The prophet Zephaniah sounds like a real bundle of fun. Even the start of his prophecy is stark – “will you just shut up and listen to God for once” he begins, but frankly you can see why people might not want to.
We don’t know much about him, but he was probably writing in the couple of decades before Jerusalem fell to the Babylonians, and you didn’t have to be a prophet to see that the storm-clouds were on the horizon. Like anyone of his time, he assumed that if disaster fell on a nation it was probably that nation’s fault, and he didn’t have any problem with the idea that it was God’s punishment on them. Most people now would take a very different view of God, and would be horrified at the suggestion that he would deliberately inflict the kind of misery that Zephaniah describes.
Despite that, though, his words can still have something to say to us. He rails against people who say that “The Lord will not do good, nor will he do harm”. Not only are they blind to the other people around them, they are blind to God too. They bury their heads in the sand, unwilling to accept that anything will disrupt the flow of their lives. They live in a bubble, entirely self-contained, sure that it can be “business as usual” for them. It’s an attitude we can just as easily find today. Climate change? What climate change? It is depressing to see people still trying to insist, in the face of all the scientific evidence, that it’s not happening, when communities in the poorest parts of the world are already being affected by it. We can fail to see the link between cause and effect in other ways too. If we allow inequality to increase, eventually it will come back and bite us, in the shape of social strife and the hollowing out of communities that we all, in the end, depend on. The Ebola crisis could have been averted if money had been ploughed into research to develop vaccines and treatment a generation ago, when it first emerged, but it wasn’t, because there wasn’t enough money in it. Now we see the result, and see that we are all threatened. We tend to assume that if we’re ok, that’s all that matters, but sooner or later the chickens come home to roost. And when calamity falls, it affects everyone, whether they were actually to blame or not.

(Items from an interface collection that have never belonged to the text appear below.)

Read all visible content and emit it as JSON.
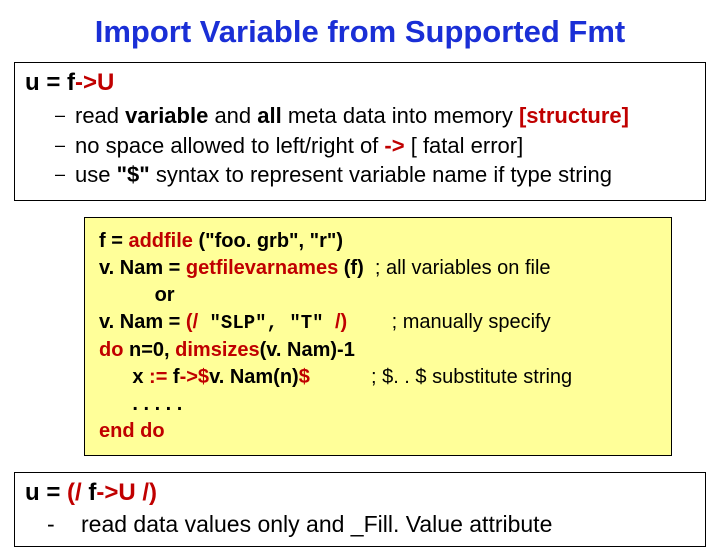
{
  "title": "Import Variable from Supported Fmt",
  "box1": {
    "lhs": "u = ",
    "f": "f",
    "arrow": "->U",
    "b1_pre": "read ",
    "b1_var": "variable",
    "b1_mid": " and ",
    "b1_all": "all",
    "b1_post": " meta data into memory ",
    "b1_struct": "[structure]",
    "b2_pre": "no space allowed to left/right of   ",
    "b2_arrow": "->",
    "b2_post": "        [ fatal error]",
    "b3_pre": "use ",
    "b3_q": "\"$\"",
    "b3_post": " syntax to represent variable name if type string"
  },
  "code": {
    "l1a": "f = ",
    "l1b": "addfile",
    "l1c": " (\"foo. grb\", \"r\")",
    "l2a": "v. Nam = ",
    "l2b": "getfilevarnames",
    "l2c": " (f)  ",
    "l2d": "; all variables on file",
    "l3": "          or",
    "l4a": "v. Nam = ",
    "l4b": "(/",
    "l4c": " \"SLP\", \"T\" ",
    "l4d": "/)",
    "l4e": "        ; manually specify",
    "l5a": "do",
    "l5b": " n=0, ",
    "l5c": "dimsizes",
    "l5d": "(v. Nam)-1",
    "l6a": "      x ",
    "l6b": ":=",
    "l6c": " f",
    "l6d": "->$",
    "l6e": "v. Nam(n)",
    "l6f": "$",
    "l6g": "           ; $. . $ substitute string",
    "l7": "      . . . . .",
    "l8": "end do"
  },
  "box2": {
    "lhs": "u = ",
    "open": "(/",
    "mid": " f",
    "arrow": "->U ",
    "close": "/)",
    "sub_dash": "-",
    "sub_text": "read data values only and _Fill. Value attribute"
  }
}
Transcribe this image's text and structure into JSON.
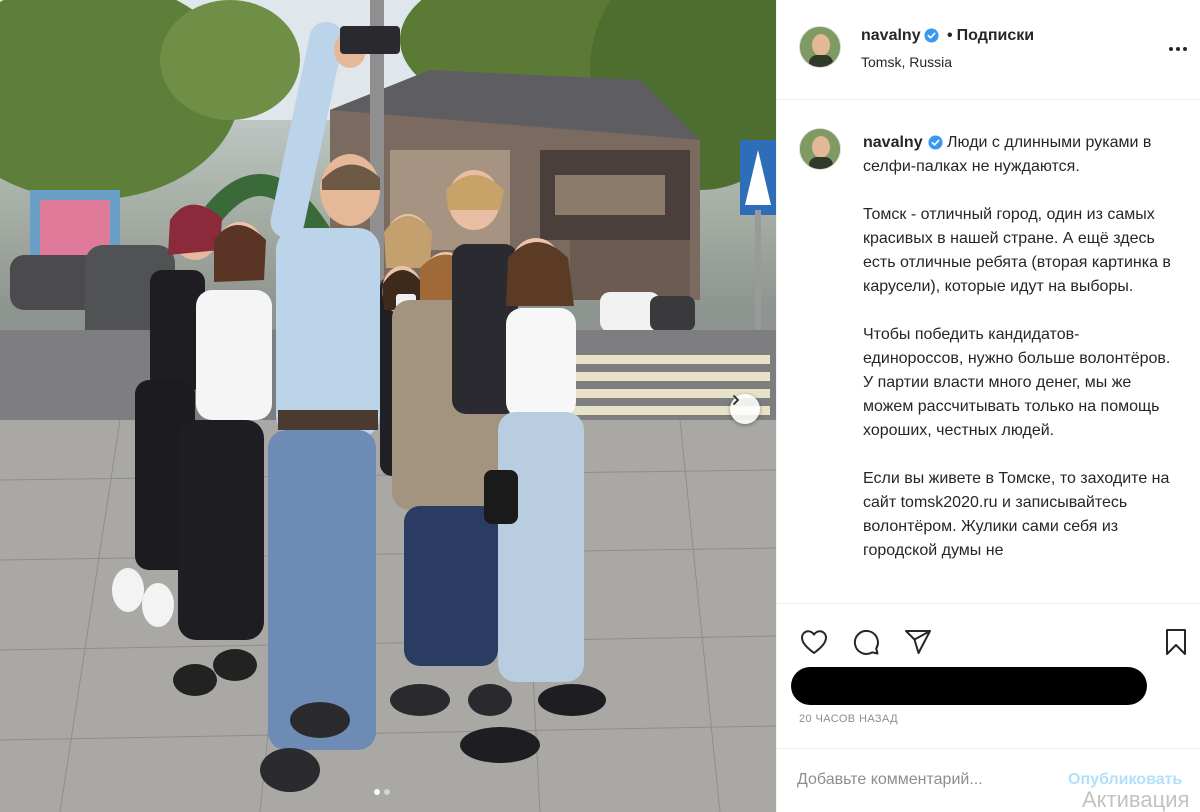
{
  "post": {
    "photo_alt": "",
    "carousel_dots": 2,
    "active_dot": 0
  },
  "header": {
    "username": "navalny",
    "separator": "•",
    "follow_label": "Подписки",
    "location": "Tomsk, Russia",
    "more_icon": "more-horizontal-icon"
  },
  "caption": {
    "username": "navalny",
    "text": "Люди с длинными руками в селфи-палках не нуждаются.\n\nТомск - отличный город, один из самых красивых в нашей стране. А ещё здесь есть отличные ребята (вторая картинка в карусели), которые идут на выборы.\n\nЧтобы победить кандидатов-единороссов, нужно больше волонтёров. У партии власти много денег, мы же можем рассчитывать только на помощь хороших, честных людей.\n\nЕсли вы живете в Томске, то заходите на сайт tomsk2020.ru и записывайтесь волонтёром. Жулики сами себя из городской думы не"
  },
  "actions": {
    "like_icon": "heart-icon",
    "comment_icon": "comment-icon",
    "share_icon": "paper-plane-icon",
    "save_icon": "bookmark-icon"
  },
  "timestamp": "20 часов назад",
  "comment": {
    "placeholder": "Добавьте комментарий...",
    "post_label": "Опубликовать"
  },
  "os_watermark": "Активация",
  "colors": {
    "verified_badge": "#3897f0",
    "post_button_disabled": "#b2dffc",
    "secondary_text": "#8e8e8e",
    "border": "#efefef"
  }
}
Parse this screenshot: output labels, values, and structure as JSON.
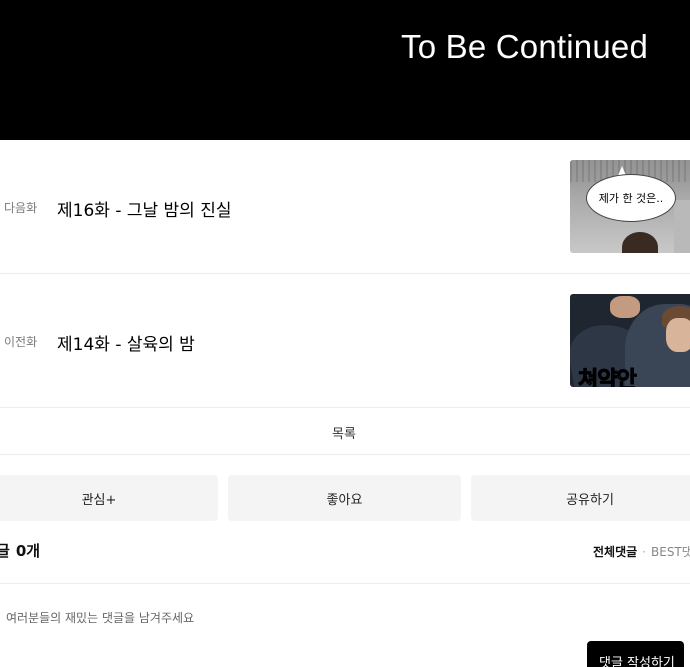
{
  "banner": {
    "title": "To Be Continued"
  },
  "episodes": {
    "next": {
      "tag": "다음화",
      "title": "제16화 - 그날 밤의 진실",
      "thumb_text": "제가 한 것은.."
    },
    "prev": {
      "tag": "이전화",
      "title": "제14화 - 살육의 밤",
      "thumb_sfx": "쳐약안"
    }
  },
  "list": {
    "label": "목록"
  },
  "actions": {
    "favorite": "관심+",
    "like": "좋아요",
    "share": "공유하기"
  },
  "comments": {
    "label": "글",
    "count": "0개",
    "tab_all": "전체댓글",
    "tab_sep": "·",
    "tab_best": "BEST댓",
    "placeholder": "여러분들의 재밌는 댓글을 남겨주세요",
    "write_button": "댓글 작성하기"
  }
}
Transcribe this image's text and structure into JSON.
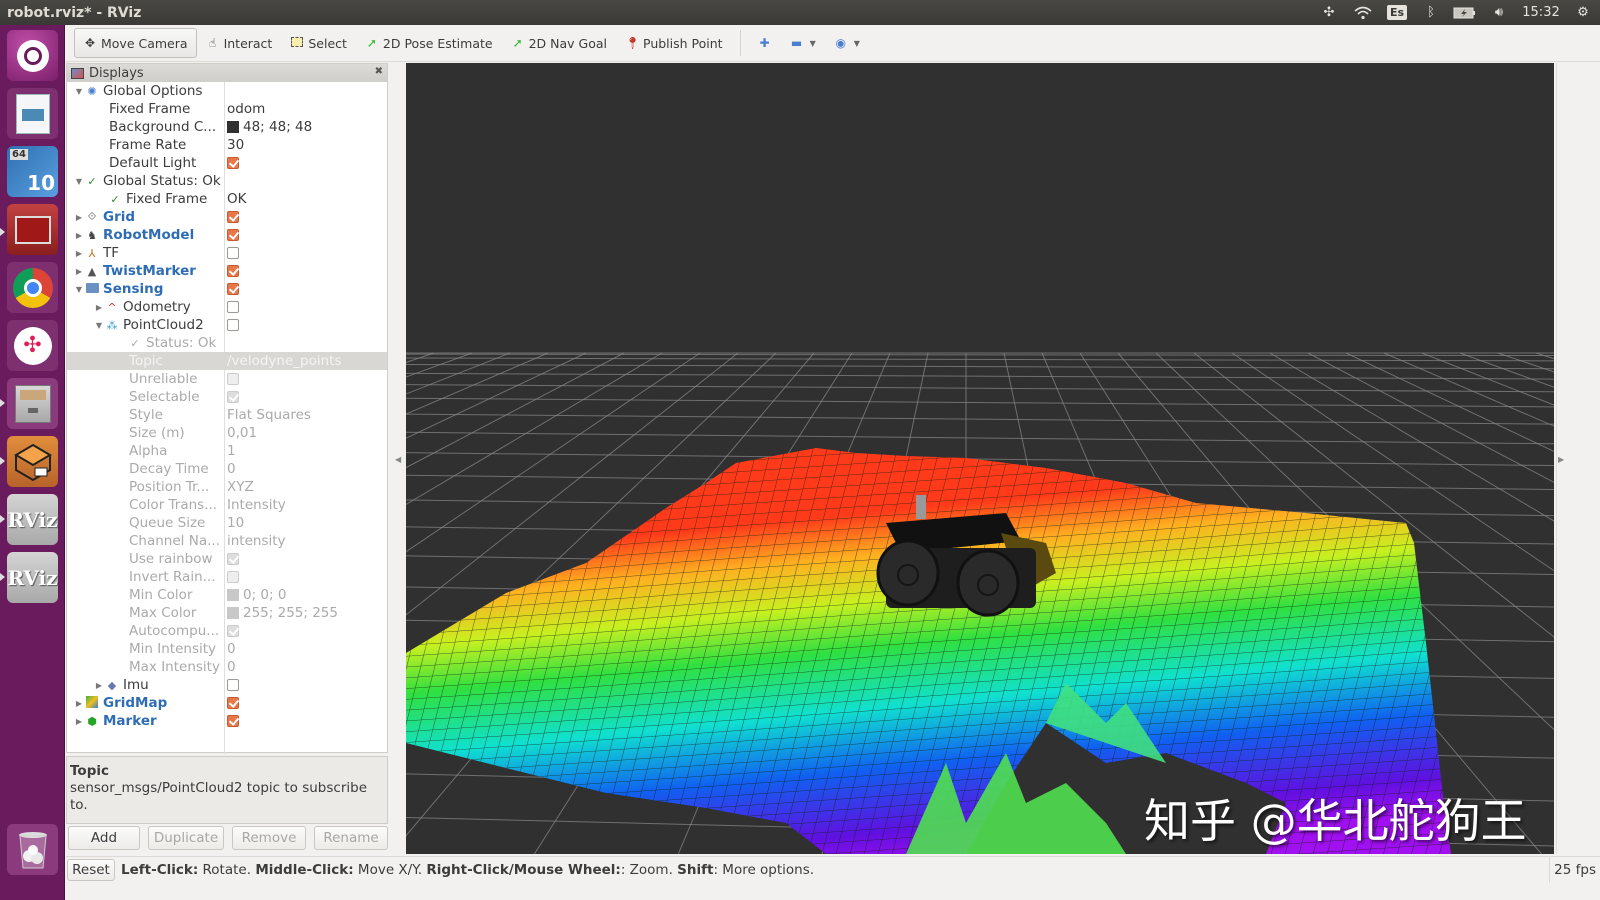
{
  "window": {
    "title": "robot.rviz* - RViz"
  },
  "tray": {
    "slack_icon": "slack-icon",
    "wifi_icon": "wifi-icon",
    "keyboard_layout": "Es",
    "bluetooth_icon": "bluetooth-icon",
    "battery_icon": "battery-charging-icon",
    "volume_icon": "volume-icon",
    "time": "15:32",
    "power_icon": "power-gear-icon"
  },
  "launcher": {
    "items": [
      {
        "name": "ubuntu-dash",
        "label": ""
      },
      {
        "name": "libreoffice-impress",
        "label": ""
      },
      {
        "name": "virtualbox-64-10",
        "label": "10"
      },
      {
        "name": "terminal-red",
        "label": ""
      },
      {
        "name": "chrome",
        "label": ""
      },
      {
        "name": "slack",
        "label": ""
      },
      {
        "name": "file-cabinet",
        "label": ""
      },
      {
        "name": "package-box",
        "label": ""
      },
      {
        "name": "rviz-1",
        "label": "RViz"
      },
      {
        "name": "rviz-2",
        "label": "RViz"
      },
      {
        "name": "trash",
        "label": ""
      }
    ]
  },
  "toolbar": {
    "move_camera": "Move Camera",
    "interact": "Interact",
    "select": "Select",
    "pose_estimate": "2D Pose Estimate",
    "nav_goal": "2D Nav Goal",
    "publish_point": "Publish Point"
  },
  "displays": {
    "title": "Displays",
    "rows": [
      {
        "name": "Global Options",
        "value": ""
      },
      {
        "name": "Fixed Frame",
        "value": "odom"
      },
      {
        "name": "Background C...",
        "value": "48; 48; 48",
        "swatch": "#303030"
      },
      {
        "name": "Frame Rate",
        "value": "30"
      },
      {
        "name": "Default Light",
        "checked": true
      },
      {
        "name": "Global Status: Ok",
        "value": ""
      },
      {
        "name": "Fixed Frame",
        "value": "OK"
      },
      {
        "name": "Grid",
        "checked": true
      },
      {
        "name": "RobotModel",
        "checked": true
      },
      {
        "name": "TF",
        "checked": false
      },
      {
        "name": "TwistMarker",
        "checked": true
      },
      {
        "name": "Sensing",
        "checked": true
      },
      {
        "name": "Odometry",
        "checked": false
      },
      {
        "name": "PointCloud2",
        "checked": false
      },
      {
        "name": "Status: Ok",
        "value": ""
      },
      {
        "name": "Topic",
        "value": "/velodyne_points"
      },
      {
        "name": "Unreliable",
        "checked": false
      },
      {
        "name": "Selectable",
        "checked": true
      },
      {
        "name": "Style",
        "value": "Flat Squares"
      },
      {
        "name": "Size (m)",
        "value": "0,01"
      },
      {
        "name": "Alpha",
        "value": "1"
      },
      {
        "name": "Decay Time",
        "value": "0"
      },
      {
        "name": "Position Tr...",
        "value": "XYZ"
      },
      {
        "name": "Color Trans...",
        "value": "Intensity"
      },
      {
        "name": "Queue Size",
        "value": "10"
      },
      {
        "name": "Channel Na...",
        "value": "intensity"
      },
      {
        "name": "Use rainbow",
        "checked": true
      },
      {
        "name": "Invert Rain...",
        "checked": false
      },
      {
        "name": "Min Color",
        "value": "0; 0; 0",
        "swatch": "#c8c8c8"
      },
      {
        "name": "Max Color",
        "value": "255; 255; 255",
        "swatch": "#c8c8c8"
      },
      {
        "name": "Autocompu...",
        "checked": true
      },
      {
        "name": "Min Intensity",
        "value": "0"
      },
      {
        "name": "Max Intensity",
        "value": "0"
      },
      {
        "name": "Imu",
        "checked": false
      },
      {
        "name": "GridMap",
        "checked": true
      },
      {
        "name": "Marker",
        "checked": true
      }
    ]
  },
  "help": {
    "title": "Topic",
    "text": "sensor_msgs/PointCloud2 topic to subscribe to."
  },
  "buttons": {
    "add": "Add",
    "duplicate": "Duplicate",
    "remove": "Remove",
    "rename": "Rename"
  },
  "status": {
    "reset": "Reset",
    "parts": [
      {
        "b": "Left-Click:",
        "t": " Rotate. "
      },
      {
        "b": "Middle-Click:",
        "t": " Move X/Y. "
      },
      {
        "b": "Right-Click/Mouse Wheel:",
        "t": ": Zoom. "
      },
      {
        "b": "Shift",
        "t": ": More options."
      }
    ],
    "fps": "25 fps"
  },
  "viewport": {
    "background": "#303030",
    "watermark": "知乎 @华北舵狗王"
  },
  "colors": {
    "accent_checkbox": "#e8774a",
    "launcher_bg": "#6a1b5d",
    "display_name_blue": "#2e6db4"
  }
}
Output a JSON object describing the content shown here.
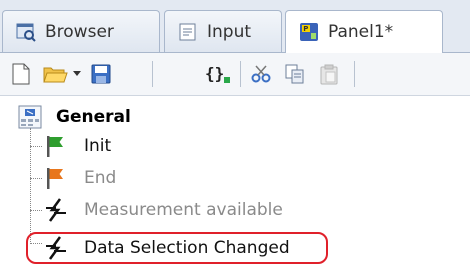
{
  "tabs": [
    {
      "label": "Browser",
      "icon": "browser-icon"
    },
    {
      "label": "Input",
      "icon": "input-icon"
    },
    {
      "label": "Panel1*",
      "icon": "panel-icon"
    }
  ],
  "toolbar": {
    "icons": [
      "new-file-icon",
      "open-folder-icon",
      "dropdown-arrow-icon",
      "save-icon",
      "braces-icon",
      "cut-icon",
      "copy-icon",
      "paste-icon"
    ]
  },
  "tree": {
    "root": {
      "label": "General",
      "icon": "group-icon"
    },
    "items": [
      {
        "label": "Init",
        "icon": "green-flag-icon"
      },
      {
        "label": "End",
        "icon": "orange-flag-icon"
      },
      {
        "label": "Measurement available",
        "icon": "lightning-icon"
      },
      {
        "label": "Data Selection Changed",
        "icon": "lightning-icon"
      }
    ]
  },
  "colors": {
    "highlight": "#e0202a",
    "flag_green": "#2e9e2e",
    "flag_orange": "#e8761c"
  }
}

Zephaniah saw people behaving with no concern for justice, or for anyone except themselves. He could see that this would weaken the whole nation and make it all the more vulnerable to attack, and less able to cope with the aftermath of conquest. In the end, this would affect everyone. Maybe it wasn’t the “full and terrible end …of all the inhabitants of the earth”, but it would feel like it. We don’t have to see this as punishment inflicted by God to see the truth in what he says. Actions have consequences. What we do matters, and often in ways that we hadn’t imagined.
Why do we behave like this, when we know deep down it will end in tears? There’s perhaps a clue in our Gospel reading. Jesus tells the story of a man who goes on a journey, leaving three of his servants in charge of varying amounts of his money. Two of them get to work, investing it, taking risks – and when the master comes back they have doubled his investment. They couldn’t guarantee that this would happen, and maybe some of their investments didn’t work out – perhaps they’d hoped to treble the money. But at least they did something.
The third one, though, just buries his money in a hole in the ground, and when the master comes back, brushes off the mud and gives it back. The master is furious. The money could have made him new friends. It could have helped others, built up a bank of social good, strengthening his community, which would have benefitted everyone in the end. But all the servant wanted to do was live a quiet life. “I knew that you were a harsh man” says the servant, as if that were likely to endear him to his master.
Jesus is telling us that we need to take our responsibilities seriously as members of the human race, children of God, his servants. What we do matters.
God isn’t the harsh master of the parable – parables are stories to help us explore faith, not neat allegories where x means this, and y means the other. God certainly isn’t the avenging despot of Zephaniah’s vision, but the point both of them makes is true. We are each given a precious gift, the gift of life, and we are called to use it in a way which brings love and justice, not simply for our own purposes, but for the good of all, because we are all in it together in the end. If we can do that, when the days of reckoning come, as they always do sooner or later, we will be ready to meet them.
In the silence tonight let’s take ourselves seriously, as God does, as people who make a difference, whether we mean to or not.